Your objective | Each line of the data below that contains "pointer" must be copied.

Entries supplied |
=== Section Start ===

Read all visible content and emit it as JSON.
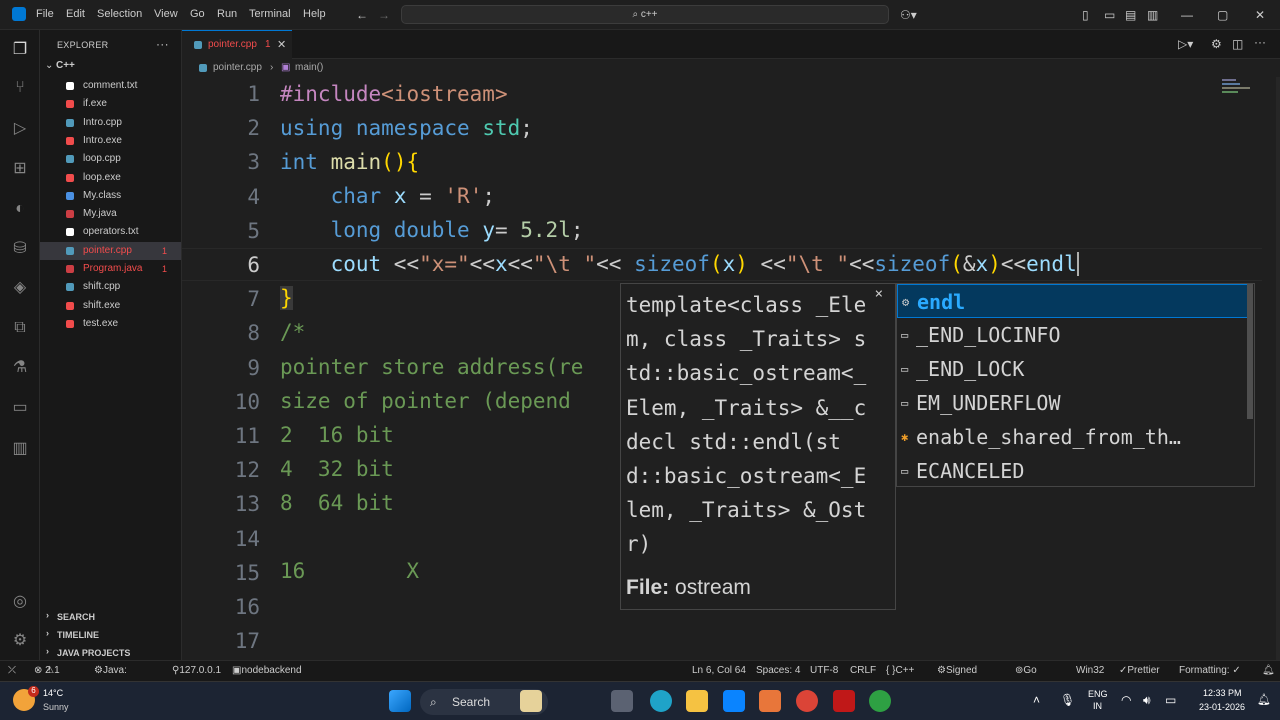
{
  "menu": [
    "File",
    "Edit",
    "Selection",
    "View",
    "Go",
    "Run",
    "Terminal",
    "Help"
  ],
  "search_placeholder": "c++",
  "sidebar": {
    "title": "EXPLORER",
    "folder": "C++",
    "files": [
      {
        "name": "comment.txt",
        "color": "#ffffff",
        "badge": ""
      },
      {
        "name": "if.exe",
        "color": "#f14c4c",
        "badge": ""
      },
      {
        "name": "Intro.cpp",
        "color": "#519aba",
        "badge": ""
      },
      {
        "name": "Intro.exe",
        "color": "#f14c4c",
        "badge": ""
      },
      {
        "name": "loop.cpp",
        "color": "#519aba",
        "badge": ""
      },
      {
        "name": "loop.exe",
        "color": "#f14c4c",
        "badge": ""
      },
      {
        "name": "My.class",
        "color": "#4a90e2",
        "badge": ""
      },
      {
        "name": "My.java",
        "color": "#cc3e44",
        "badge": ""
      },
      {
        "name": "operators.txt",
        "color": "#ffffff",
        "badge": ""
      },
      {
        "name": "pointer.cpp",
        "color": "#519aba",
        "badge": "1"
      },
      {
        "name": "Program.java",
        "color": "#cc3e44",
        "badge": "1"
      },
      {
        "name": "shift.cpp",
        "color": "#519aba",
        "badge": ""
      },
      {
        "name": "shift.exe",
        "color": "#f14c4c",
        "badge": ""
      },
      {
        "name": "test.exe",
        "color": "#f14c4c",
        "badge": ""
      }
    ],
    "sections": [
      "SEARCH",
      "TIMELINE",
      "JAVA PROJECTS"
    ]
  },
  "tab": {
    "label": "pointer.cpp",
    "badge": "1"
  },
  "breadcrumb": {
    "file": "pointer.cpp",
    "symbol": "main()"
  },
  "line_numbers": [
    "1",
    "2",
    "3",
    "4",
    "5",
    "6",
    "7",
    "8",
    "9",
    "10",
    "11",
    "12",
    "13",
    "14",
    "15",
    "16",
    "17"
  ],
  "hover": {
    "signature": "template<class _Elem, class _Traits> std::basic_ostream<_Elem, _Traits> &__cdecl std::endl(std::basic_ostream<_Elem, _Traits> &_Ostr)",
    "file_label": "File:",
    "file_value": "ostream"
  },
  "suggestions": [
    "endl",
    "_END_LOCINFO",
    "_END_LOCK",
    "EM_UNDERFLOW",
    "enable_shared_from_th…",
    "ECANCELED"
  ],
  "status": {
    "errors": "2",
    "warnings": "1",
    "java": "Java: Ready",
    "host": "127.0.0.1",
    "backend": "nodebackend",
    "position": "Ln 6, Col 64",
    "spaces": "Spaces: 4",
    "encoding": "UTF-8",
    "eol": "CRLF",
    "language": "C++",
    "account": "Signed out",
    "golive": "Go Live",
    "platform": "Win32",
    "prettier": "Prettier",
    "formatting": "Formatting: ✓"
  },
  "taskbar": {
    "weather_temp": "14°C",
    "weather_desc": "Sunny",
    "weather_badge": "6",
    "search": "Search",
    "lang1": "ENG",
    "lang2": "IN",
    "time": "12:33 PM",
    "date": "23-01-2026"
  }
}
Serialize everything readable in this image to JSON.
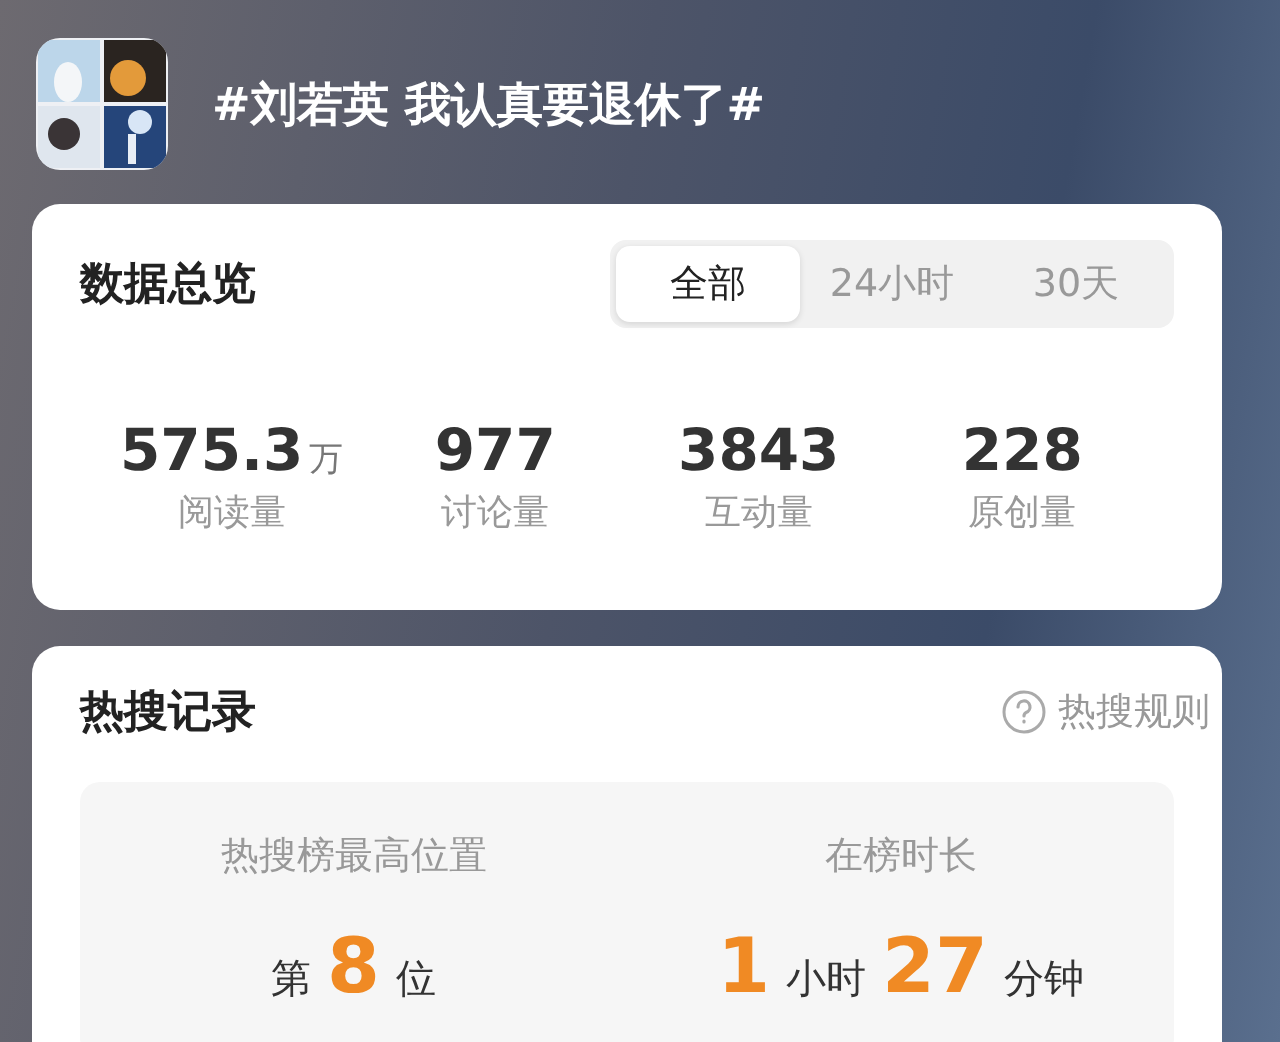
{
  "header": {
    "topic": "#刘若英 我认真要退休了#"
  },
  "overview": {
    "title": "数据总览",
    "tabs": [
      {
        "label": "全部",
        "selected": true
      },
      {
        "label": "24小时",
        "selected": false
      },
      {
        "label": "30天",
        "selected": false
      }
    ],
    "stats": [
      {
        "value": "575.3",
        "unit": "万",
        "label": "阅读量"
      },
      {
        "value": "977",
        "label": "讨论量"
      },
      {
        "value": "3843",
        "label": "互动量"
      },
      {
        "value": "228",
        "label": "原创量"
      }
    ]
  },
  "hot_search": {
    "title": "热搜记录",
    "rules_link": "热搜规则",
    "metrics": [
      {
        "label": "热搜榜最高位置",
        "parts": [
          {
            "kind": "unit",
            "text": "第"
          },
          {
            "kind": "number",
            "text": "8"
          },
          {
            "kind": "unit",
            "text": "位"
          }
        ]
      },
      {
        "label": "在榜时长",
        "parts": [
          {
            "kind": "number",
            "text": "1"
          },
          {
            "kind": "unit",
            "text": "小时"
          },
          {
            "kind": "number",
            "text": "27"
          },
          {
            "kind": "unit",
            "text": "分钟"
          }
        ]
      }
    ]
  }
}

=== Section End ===

Exercise result |
        "name": "pointer.cpp",
    "label": "pointer.cpp",
    "file": "pointer.cpp",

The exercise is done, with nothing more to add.